#### [Entries from a dataset of interfaces]
■ ■ ■ ■ ■

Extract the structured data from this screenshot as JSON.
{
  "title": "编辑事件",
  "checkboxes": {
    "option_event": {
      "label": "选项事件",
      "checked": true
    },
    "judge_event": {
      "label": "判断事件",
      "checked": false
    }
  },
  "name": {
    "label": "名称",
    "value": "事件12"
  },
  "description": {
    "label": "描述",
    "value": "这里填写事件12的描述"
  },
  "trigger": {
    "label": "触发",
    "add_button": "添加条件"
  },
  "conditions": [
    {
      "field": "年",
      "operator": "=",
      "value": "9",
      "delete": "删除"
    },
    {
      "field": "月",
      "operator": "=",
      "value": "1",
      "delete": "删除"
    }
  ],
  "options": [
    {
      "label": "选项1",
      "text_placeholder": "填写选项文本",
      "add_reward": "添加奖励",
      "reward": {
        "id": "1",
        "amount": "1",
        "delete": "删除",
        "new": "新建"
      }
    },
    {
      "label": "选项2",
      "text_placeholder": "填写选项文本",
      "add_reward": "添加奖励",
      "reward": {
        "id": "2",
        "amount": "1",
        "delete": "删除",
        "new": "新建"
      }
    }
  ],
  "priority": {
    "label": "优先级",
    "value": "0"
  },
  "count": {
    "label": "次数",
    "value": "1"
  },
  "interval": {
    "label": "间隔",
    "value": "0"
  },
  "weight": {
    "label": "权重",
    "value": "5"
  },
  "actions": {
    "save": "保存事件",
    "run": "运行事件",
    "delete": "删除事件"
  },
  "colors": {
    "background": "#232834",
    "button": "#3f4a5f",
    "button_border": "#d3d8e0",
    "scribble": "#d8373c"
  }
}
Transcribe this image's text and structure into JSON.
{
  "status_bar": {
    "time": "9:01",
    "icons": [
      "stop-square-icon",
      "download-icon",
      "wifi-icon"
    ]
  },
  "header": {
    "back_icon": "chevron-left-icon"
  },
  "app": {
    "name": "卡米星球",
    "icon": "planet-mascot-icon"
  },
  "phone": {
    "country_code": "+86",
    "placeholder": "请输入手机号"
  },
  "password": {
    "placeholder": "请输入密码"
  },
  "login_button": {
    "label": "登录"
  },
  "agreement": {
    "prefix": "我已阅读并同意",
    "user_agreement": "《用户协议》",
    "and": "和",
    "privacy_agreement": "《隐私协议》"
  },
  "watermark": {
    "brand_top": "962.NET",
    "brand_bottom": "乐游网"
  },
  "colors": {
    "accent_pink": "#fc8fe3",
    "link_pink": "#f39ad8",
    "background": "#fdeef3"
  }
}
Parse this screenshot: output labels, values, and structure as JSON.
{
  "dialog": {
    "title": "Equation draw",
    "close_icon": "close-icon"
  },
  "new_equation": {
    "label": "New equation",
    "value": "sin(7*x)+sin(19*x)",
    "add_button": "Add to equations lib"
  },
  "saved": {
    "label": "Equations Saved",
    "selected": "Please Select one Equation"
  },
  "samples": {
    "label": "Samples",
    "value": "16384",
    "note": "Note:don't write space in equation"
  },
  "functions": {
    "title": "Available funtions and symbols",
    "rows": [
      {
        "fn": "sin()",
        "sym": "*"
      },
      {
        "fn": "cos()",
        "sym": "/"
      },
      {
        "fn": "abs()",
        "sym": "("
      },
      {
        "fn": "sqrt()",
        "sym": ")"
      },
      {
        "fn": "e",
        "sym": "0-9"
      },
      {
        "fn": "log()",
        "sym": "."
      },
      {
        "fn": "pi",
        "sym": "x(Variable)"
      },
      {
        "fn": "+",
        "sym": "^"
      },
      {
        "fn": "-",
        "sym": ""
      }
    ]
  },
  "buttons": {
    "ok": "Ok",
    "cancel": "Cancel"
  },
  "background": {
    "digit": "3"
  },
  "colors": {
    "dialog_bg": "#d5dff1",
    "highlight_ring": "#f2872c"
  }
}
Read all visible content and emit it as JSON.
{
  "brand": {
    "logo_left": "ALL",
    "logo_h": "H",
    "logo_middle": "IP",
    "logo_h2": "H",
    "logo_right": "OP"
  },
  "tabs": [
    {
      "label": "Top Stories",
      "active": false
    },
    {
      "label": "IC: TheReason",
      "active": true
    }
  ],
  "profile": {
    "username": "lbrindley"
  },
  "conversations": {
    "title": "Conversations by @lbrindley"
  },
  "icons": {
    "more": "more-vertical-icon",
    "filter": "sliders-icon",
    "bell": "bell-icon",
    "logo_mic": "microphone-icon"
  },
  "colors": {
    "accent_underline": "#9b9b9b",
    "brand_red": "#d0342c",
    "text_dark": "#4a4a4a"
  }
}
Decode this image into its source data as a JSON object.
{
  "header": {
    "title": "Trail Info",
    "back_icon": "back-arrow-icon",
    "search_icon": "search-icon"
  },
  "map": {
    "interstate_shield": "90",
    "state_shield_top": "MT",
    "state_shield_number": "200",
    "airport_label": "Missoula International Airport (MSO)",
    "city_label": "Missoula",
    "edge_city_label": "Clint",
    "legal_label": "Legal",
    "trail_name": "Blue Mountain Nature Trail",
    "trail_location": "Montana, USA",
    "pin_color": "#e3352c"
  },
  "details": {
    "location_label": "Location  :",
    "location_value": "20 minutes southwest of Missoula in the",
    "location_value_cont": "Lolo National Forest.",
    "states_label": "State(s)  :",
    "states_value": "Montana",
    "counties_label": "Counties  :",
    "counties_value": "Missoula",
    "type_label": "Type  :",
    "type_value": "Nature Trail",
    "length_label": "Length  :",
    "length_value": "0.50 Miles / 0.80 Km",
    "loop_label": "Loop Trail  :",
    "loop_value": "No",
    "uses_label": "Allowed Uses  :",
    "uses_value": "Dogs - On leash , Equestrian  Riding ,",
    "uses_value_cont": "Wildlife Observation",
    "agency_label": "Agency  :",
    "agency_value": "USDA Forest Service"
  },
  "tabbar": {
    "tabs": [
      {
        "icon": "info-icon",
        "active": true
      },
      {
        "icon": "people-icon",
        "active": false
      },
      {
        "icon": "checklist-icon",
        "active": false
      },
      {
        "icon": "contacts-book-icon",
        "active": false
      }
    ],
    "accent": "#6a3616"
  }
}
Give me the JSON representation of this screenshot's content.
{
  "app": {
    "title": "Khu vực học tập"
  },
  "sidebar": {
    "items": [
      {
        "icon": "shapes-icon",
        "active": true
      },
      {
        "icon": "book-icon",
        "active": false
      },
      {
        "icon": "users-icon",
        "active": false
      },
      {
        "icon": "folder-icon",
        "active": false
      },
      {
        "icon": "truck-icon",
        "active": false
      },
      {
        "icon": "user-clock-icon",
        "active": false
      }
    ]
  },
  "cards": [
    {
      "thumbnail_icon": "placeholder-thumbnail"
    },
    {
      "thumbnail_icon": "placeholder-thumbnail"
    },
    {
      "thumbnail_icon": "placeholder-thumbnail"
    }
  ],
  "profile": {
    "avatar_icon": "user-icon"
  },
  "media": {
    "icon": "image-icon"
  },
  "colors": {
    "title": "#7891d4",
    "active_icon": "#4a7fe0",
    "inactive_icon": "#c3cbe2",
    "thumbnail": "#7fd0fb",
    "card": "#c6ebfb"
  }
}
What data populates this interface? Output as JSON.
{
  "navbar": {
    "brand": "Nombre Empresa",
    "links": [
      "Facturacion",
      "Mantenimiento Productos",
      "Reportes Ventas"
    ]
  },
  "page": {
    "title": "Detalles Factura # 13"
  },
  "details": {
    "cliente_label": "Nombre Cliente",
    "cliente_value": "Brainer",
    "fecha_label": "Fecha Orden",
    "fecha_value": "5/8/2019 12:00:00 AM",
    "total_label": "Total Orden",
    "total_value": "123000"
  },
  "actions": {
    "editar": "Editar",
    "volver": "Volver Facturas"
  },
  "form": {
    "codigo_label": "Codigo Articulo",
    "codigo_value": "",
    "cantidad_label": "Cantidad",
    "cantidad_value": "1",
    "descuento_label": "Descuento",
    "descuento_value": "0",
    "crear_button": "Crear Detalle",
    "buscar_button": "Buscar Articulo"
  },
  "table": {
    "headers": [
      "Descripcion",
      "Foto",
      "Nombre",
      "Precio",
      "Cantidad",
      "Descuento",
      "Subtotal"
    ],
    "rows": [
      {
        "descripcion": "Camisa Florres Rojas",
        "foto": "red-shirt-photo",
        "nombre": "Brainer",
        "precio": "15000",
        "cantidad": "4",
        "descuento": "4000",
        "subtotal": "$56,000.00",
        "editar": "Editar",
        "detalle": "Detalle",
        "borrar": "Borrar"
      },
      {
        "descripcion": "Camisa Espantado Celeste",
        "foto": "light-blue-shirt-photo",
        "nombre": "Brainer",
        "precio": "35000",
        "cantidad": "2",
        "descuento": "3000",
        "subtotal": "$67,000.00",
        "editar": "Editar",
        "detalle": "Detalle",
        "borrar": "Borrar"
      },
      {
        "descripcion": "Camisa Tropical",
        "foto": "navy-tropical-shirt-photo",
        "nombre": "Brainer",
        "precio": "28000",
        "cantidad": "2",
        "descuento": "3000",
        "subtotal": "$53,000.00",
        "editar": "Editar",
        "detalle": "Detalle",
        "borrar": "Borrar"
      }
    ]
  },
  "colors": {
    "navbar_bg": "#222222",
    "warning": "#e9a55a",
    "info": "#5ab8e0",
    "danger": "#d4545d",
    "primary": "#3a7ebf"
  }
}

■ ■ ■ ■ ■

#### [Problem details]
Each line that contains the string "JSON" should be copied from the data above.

#### [Output]
Extract the structured data from this screenshot as JSON.
Transcribe this image's text and structure into JSON.
Parse this screenshot: output labels, values, and structure as JSON.
Read all visible content and emit it as JSON.
Decode this image into its source data as a JSON object.
Give me the JSON representation of this screenshot's content.
What data populates this interface? Output as JSON.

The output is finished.